PROBLEM STATEMENT
In the entries below, spot each line with the word "JSON" and copy it.

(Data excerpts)
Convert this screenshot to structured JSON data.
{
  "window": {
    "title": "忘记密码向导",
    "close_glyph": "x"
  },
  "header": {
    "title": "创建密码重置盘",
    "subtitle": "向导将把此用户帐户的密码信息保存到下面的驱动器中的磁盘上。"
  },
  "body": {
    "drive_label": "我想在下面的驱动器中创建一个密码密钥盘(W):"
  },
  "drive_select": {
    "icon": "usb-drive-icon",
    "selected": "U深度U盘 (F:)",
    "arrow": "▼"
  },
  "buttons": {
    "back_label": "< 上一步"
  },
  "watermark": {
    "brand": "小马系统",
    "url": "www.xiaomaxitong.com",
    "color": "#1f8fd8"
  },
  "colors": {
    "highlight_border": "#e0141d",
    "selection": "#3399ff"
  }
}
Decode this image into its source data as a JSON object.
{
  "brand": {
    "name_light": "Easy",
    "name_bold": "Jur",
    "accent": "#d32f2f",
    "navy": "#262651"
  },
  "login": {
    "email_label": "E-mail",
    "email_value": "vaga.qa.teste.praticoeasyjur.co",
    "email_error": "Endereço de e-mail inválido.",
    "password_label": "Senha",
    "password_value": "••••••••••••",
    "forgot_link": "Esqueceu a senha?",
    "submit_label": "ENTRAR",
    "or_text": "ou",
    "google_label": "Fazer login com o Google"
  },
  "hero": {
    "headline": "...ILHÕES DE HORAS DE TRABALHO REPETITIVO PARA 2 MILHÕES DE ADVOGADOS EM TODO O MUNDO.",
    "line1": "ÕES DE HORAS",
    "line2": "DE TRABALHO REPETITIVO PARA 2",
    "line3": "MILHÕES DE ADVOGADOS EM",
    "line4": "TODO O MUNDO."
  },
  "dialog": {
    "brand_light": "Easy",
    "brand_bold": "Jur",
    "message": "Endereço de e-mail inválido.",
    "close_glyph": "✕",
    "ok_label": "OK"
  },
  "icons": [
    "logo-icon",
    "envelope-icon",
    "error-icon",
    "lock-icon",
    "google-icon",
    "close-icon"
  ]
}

YOUR RESPONSE
Convert this screenshot to structured JSON data.
Decode this image into its source data as a JSON object.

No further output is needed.